The new Renewable Energy Directive will also help the development of offshore wind including hybrid offshore windfarms that have multiple grid connections. The proposal would require EU countries to jointly plan their offshore wind build-out in each sea basin.
“The transition of the power sector is in full swing. Now we need to decarbonise the rest of the energy system,” said Mr Dickson. However, he noted that the main hurdle to a rapid expansion of wind energy in Europe remains the complex rules and procedures for permitting new wind farms. WindEurope has therefore called on the European Commission to work with member states to help them simplify their permitting rules and procedures.
Mr Dickson said, “The Commission wants wind to be half of Europe’s electricity by 2050 and wants over twice as much wind capacity in 2030 as we have today.
“This is perfectly feasible from the point of view of technology and finance. But it needs a major improvement in the permitting procedures for new wind farms across Europe. The EU has a key role to play here in identifying and promoting best practice.”
The various legislative proposals that make up the Fit-for-55 package now have to be negotiated and agreed by the 27 EU Member States and the European Parliament.
Also responding to the proposals, Iberdrola chairman and chief executive Ignacio Galán said, “The Fit for 55 package shows that Europe is tackling the climate crisis with urgency and optimism. There is no time left to move slowly or allow carbon emissions to have an unabated role in any sector. Policies drive change, and we welcome that this package seeks to prioritise cleaner solutions in all sectors than the continued use of fossil fuels.
“Increasing the renewables target to 40% by 2030 is ambitious but achievable. Technology advancements and cost reduction in wind, solar and storage mean that renewables is the most competitive form of electricity generation today. The energy system can integrate renewables at this scale, as has been proven time and again in many countries in Europe already.
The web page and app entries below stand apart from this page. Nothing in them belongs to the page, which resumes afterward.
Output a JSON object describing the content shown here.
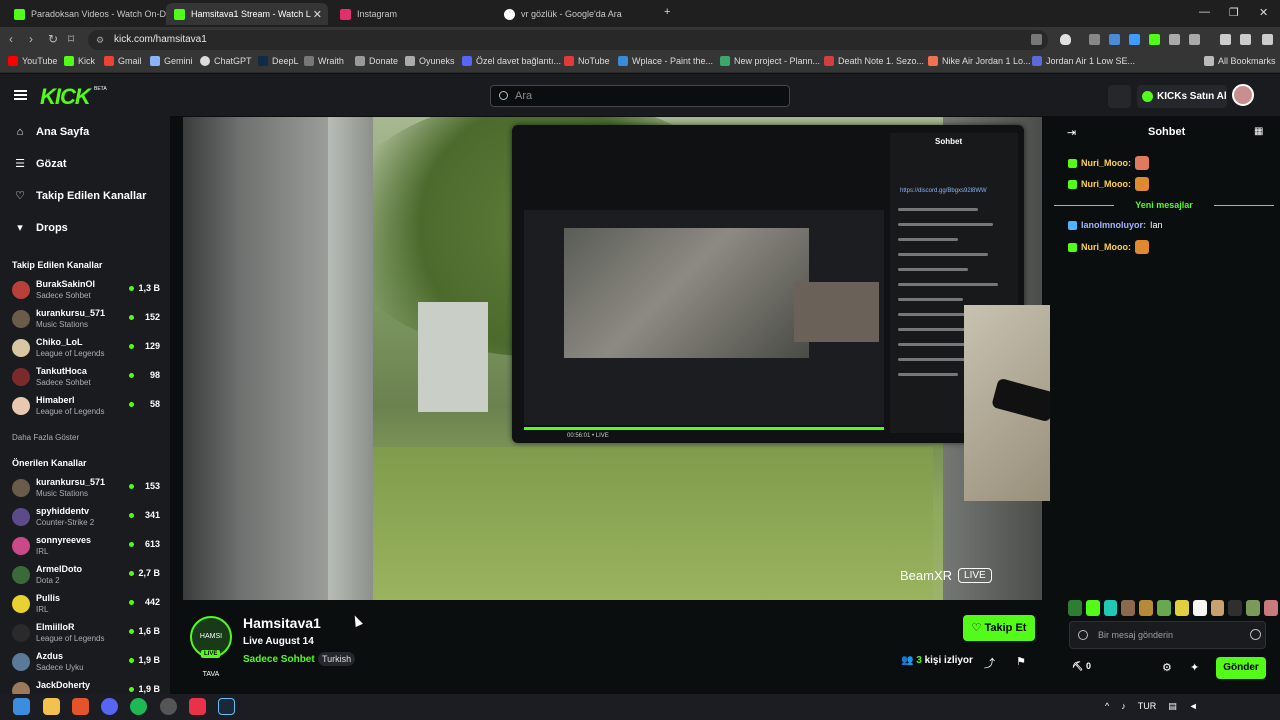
{
  "browser": {
    "tabs": [
      {
        "title": "Paradoksan Videos - Watch On-Dem",
        "favicon_color": "#53fc18"
      },
      {
        "title": "Hamsitava1 Stream - Watch L",
        "favicon_color": "#53fc18"
      },
      {
        "title": "Instagram",
        "favicon_color": "#e1306c"
      },
      {
        "title": "vr gözlük - Google'da Ara",
        "favicon_color": "#ffffff"
      }
    ],
    "url": "kick.com/hamsitava1",
    "bookmarks": [
      "YouTube",
      "Kick",
      "Gmail",
      "Gemini",
      "ChatGPT",
      "DeepL",
      "Wraith",
      "Donate",
      "Oyuneks",
      "Özel davet bağlantı...",
      "NoTube",
      "Wplace - Paint the...",
      "New project - Plann...",
      "Death Note 1. Sezo...",
      "Nike Air Jordan 1 Lo...",
      "Jordan Air 1 Low SE..."
    ],
    "all_bookmarks": "All Bookmarks"
  },
  "header": {
    "logo": "KICK",
    "beta": "BETA",
    "search_placeholder": "Ara",
    "kicks_button": "KICKs Satın Al"
  },
  "sidebar": {
    "nav": [
      {
        "label": "Ana Sayfa",
        "icon": "home-icon"
      },
      {
        "label": "Gözat",
        "icon": "browse-icon"
      },
      {
        "label": "Takip Edilen Kanallar",
        "icon": "heart-icon"
      },
      {
        "label": "Drops",
        "icon": "drops-icon"
      }
    ],
    "followed_title": "Takip Edilen Kanallar",
    "followed": [
      {
        "name": "BurakSakinOl",
        "category": "Sadece Sohbet",
        "viewers": "1,3 B",
        "color": "#b7403a"
      },
      {
        "name": "kurankursu_571",
        "category": "Music Stations",
        "viewers": "152",
        "color": "#6b5c4a"
      },
      {
        "name": "Chiko_LoL",
        "category": "League of Legends",
        "viewers": "129",
        "color": "#d9c7a3"
      },
      {
        "name": "TankutHoca",
        "category": "Sadece Sohbet",
        "viewers": "98",
        "color": "#7a2a2a"
      },
      {
        "name": "Himaberl",
        "category": "League of Legends",
        "viewers": "58",
        "color": "#e8c8b0"
      }
    ],
    "show_more": "Daha Fazla Göster",
    "recommended_title": "Önerilen Kanallar",
    "recommended": [
      {
        "name": "kurankursu_571",
        "category": "Music Stations",
        "viewers": "153",
        "color": "#6b5c4a"
      },
      {
        "name": "spyhiddentv",
        "category": "Counter-Strike 2",
        "viewers": "341",
        "color": "#5c4a8a"
      },
      {
        "name": "sonnyreeves",
        "category": "IRL",
        "viewers": "613",
        "color": "#c94a8a"
      },
      {
        "name": "ArmelDoto",
        "category": "Dota 2",
        "viewers": "2,7 B",
        "color": "#3a6a3a"
      },
      {
        "name": "Pullis",
        "category": "IRL",
        "viewers": "442",
        "color": "#e8d230"
      },
      {
        "name": "ElmiilloR",
        "category": "League of Legends",
        "viewers": "1,6 B",
        "color": "#2a2a2a"
      },
      {
        "name": "Azdus",
        "category": "Sadece Uyku",
        "viewers": "1,9 B",
        "color": "#5a7a9a"
      },
      {
        "name": "JackDoherty",
        "category": "",
        "viewers": "1,9 B",
        "color": "#9a7a5a"
      }
    ]
  },
  "video": {
    "overlay_brand": "BeamXR",
    "overlay_live": "LIVE",
    "vr_chat_title": "Sohbet",
    "vr_link": "https://discord.gg/Bbgxs92l8WW",
    "vr_time": "00:56:01 • LIVE"
  },
  "stream": {
    "channel": "Hamsitava1",
    "avatar_text": "HAMSI TAVA",
    "live_badge": "LIVE",
    "live_date": "Live August 14",
    "category": "Sadece Sohbet",
    "tag": "Turkish",
    "follow": "Takip Et",
    "viewer_count": "3",
    "viewers_label": "kişi izliyor"
  },
  "chat": {
    "title": "Sohbet",
    "messages": [
      {
        "user": "Nuri_Mooo:",
        "text": "",
        "badge": "green",
        "emote": true
      },
      {
        "user": "Nuri_Mooo:",
        "text": "",
        "badge": "green",
        "emote": true
      },
      {
        "user": "IanoImnoluyor:",
        "text": "Ian",
        "badge": "blue",
        "emote": false
      },
      {
        "user": "Nuri_Mooo:",
        "text": "",
        "badge": "green",
        "emote": true
      }
    ],
    "new_messages": "Yeni mesajlar",
    "emote_colors": [
      "#2e7d32",
      "#53fc18",
      "#1fc9b5",
      "#8a6a4a",
      "#b78a3a",
      "#6aa84f",
      "#e0d040",
      "#f5f5f5",
      "#c9a070",
      "#2f2f2f",
      "#7a9a5a",
      "#c97a7a"
    ],
    "input_placeholder": "Bir mesaj gönderin",
    "kicks": "0",
    "send": "Gönder"
  },
  "taskbar": {
    "lang": "TUR"
  }
}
It will be important for every country to look at their processes for planning and permitting to ensure projects can be delivered in the necessary timescales.”
The World Economic Forum said the Fit for 55 package “marks an important step in overhauling climate policies and enabling the EU to deliver on its commitments.”
Also responding to the Fit-for-55 package, Wood Mackenzie said, “The greatest opportunities centre on the build-out of wind, solar and storage capacity necessary for the 2030 target to become a reality.
“Europe must rapidly shift from being a power market where centrally dispatched supply follows demand to one where demand can respond to an increasingly variable, weather-driven supply from renewable sources.
“Current National Energy and Climate Plans target 53% of electricity supply coming from renewable sources across Europe. The new target will require 65% of electricity supply to come from renewables by 2030.
“According to Wood Mackenzie data we would need 472 GW of additional wind and solar across the European power system by 2030 to secure this new renewables target. Spread over nine years, that’s 52 GW of wind and solar additions per year. Over the last decade Europe has averaged a build rate of 20 GW per annum. So we need a 160% ramp-up on average wind and solar annual build rates to achieve the new target.
“Is this achievable? Optimistically, of course it is. There is great appetite to ramp-up wind and solar build out across the continent. Capital has found a new home, and it’s green.
“But it’s going to be unnecessarily challenging unless further policy and regulation changes are made. The planning, connection and permitting process will need to be streamlined, distribution networks investment will need to be in place and regulators will need to adopt a new net zero mindset. On top of this, system flexibility build out will need to be supported, and market reforms will need to be in place to ensure it is fit for operating in a zero marginal cost producers’ environment.”